Work required
In the material below, find all lines with the string "phẩm" and copy them.

Records shown
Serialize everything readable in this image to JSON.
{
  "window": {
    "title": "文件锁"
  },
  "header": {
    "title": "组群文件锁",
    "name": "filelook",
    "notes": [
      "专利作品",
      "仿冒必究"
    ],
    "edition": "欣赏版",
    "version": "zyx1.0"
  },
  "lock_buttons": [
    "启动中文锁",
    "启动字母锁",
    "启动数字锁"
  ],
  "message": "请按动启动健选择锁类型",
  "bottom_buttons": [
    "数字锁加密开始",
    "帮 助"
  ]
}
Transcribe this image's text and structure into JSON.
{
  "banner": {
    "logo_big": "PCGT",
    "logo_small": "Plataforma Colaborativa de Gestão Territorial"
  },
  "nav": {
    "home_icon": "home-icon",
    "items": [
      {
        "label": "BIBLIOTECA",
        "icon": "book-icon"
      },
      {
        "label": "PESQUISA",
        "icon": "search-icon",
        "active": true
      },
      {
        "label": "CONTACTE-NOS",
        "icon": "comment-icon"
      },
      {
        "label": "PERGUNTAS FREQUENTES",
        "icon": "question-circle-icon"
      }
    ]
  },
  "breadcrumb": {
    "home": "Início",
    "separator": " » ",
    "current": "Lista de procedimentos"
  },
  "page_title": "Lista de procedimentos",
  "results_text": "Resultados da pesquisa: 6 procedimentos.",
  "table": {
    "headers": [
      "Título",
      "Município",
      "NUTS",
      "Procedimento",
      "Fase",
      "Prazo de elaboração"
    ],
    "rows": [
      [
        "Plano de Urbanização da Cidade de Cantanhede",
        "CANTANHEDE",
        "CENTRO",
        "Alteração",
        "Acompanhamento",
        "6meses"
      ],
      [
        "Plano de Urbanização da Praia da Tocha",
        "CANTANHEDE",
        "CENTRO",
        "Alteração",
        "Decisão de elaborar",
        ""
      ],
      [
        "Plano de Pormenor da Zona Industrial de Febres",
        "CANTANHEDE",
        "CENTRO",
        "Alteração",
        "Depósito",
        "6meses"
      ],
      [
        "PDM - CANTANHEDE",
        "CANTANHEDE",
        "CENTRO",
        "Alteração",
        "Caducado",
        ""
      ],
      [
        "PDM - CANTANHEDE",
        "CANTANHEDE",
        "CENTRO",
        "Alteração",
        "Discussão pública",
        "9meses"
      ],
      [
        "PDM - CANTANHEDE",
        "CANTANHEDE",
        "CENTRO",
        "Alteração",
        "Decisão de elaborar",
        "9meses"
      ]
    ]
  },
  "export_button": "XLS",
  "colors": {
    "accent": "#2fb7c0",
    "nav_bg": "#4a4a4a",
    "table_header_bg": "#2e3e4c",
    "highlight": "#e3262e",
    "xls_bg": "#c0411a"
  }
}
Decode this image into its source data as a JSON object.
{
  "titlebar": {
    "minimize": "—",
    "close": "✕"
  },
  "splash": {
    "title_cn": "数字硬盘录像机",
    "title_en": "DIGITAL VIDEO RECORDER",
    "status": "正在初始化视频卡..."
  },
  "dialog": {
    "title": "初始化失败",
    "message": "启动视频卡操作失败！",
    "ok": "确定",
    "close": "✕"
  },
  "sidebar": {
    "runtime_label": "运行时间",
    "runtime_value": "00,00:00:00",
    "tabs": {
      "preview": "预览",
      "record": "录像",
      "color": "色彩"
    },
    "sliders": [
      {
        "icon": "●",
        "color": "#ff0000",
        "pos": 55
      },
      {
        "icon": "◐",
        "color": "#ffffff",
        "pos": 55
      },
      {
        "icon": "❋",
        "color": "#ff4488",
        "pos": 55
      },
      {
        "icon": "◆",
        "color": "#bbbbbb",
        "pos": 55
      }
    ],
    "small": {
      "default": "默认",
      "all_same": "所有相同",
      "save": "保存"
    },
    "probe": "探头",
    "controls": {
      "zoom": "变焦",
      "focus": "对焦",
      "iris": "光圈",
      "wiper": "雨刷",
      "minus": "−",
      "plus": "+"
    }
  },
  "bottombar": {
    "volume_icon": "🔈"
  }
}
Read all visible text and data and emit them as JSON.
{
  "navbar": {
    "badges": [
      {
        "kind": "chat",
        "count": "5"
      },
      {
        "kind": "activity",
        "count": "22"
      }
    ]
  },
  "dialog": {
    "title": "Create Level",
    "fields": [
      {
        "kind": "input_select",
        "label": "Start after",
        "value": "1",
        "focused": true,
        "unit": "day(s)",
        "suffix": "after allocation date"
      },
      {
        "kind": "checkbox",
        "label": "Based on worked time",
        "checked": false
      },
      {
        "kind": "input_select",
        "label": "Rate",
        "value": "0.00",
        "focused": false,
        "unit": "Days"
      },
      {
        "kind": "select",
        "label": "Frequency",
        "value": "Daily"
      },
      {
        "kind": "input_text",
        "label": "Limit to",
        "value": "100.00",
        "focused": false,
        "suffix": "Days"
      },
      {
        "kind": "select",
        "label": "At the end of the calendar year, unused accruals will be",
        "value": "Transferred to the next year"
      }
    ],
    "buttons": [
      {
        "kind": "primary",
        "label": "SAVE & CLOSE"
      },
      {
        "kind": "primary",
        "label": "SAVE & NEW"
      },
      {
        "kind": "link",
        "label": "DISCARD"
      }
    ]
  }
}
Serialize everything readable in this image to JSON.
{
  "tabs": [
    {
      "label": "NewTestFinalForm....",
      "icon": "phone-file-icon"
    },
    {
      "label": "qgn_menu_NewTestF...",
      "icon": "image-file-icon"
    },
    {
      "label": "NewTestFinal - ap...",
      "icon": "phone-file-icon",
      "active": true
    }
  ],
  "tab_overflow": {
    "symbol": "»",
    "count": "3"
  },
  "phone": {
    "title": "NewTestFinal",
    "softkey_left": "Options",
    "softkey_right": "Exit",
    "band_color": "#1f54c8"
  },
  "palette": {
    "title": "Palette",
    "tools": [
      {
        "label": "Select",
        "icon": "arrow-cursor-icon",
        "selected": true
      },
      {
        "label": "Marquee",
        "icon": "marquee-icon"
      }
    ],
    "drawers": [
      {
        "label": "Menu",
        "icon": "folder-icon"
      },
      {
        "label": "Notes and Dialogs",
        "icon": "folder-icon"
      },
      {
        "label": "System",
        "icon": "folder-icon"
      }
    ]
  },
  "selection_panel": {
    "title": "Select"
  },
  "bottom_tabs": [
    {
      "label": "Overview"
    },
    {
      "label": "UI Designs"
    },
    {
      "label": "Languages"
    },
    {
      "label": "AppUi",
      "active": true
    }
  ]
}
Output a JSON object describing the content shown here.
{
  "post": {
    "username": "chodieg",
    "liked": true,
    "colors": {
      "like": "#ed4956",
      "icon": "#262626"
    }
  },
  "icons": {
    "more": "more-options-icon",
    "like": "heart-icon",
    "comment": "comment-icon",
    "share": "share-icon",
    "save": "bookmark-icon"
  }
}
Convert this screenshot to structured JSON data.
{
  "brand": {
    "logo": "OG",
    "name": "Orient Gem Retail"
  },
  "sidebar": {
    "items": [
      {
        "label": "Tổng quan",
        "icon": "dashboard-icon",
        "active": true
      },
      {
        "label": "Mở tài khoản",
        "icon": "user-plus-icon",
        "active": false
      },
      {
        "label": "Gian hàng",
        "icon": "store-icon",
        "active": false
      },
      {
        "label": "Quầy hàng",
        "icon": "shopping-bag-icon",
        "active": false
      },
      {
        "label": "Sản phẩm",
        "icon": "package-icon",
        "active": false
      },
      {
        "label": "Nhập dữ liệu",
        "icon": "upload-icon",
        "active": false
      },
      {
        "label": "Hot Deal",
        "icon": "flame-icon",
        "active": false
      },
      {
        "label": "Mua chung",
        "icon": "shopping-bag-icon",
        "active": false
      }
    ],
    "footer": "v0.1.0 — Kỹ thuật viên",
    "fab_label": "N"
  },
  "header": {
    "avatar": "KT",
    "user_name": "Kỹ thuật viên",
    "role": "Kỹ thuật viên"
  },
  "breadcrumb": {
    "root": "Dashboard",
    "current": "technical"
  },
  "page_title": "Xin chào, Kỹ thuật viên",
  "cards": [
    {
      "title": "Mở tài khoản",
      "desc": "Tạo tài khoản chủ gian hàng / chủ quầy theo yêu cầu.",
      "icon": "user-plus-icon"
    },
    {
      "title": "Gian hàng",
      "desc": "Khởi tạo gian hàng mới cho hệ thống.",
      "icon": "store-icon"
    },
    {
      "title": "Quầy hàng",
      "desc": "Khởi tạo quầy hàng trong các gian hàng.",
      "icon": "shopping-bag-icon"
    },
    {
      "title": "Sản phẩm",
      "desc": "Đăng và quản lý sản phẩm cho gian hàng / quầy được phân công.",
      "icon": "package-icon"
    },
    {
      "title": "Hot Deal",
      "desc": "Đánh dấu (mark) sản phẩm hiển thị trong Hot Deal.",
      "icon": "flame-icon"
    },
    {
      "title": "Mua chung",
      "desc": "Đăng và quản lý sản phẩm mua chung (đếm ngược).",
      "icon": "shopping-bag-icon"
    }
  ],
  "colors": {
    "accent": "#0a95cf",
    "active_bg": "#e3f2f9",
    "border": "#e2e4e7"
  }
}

Output
        "label": "Sản phẩm",
      "title": "Sản phẩm",
      "desc": "Đăng và quản lý sản phẩm cho gian hàng / quầy được phân công.",
      "desc": "Đánh dấu (mark) sản phẩm hiển thị trong Hot Deal.",
      "desc": "Đăng và quản lý sản phẩm mua chung (đếm ngược).",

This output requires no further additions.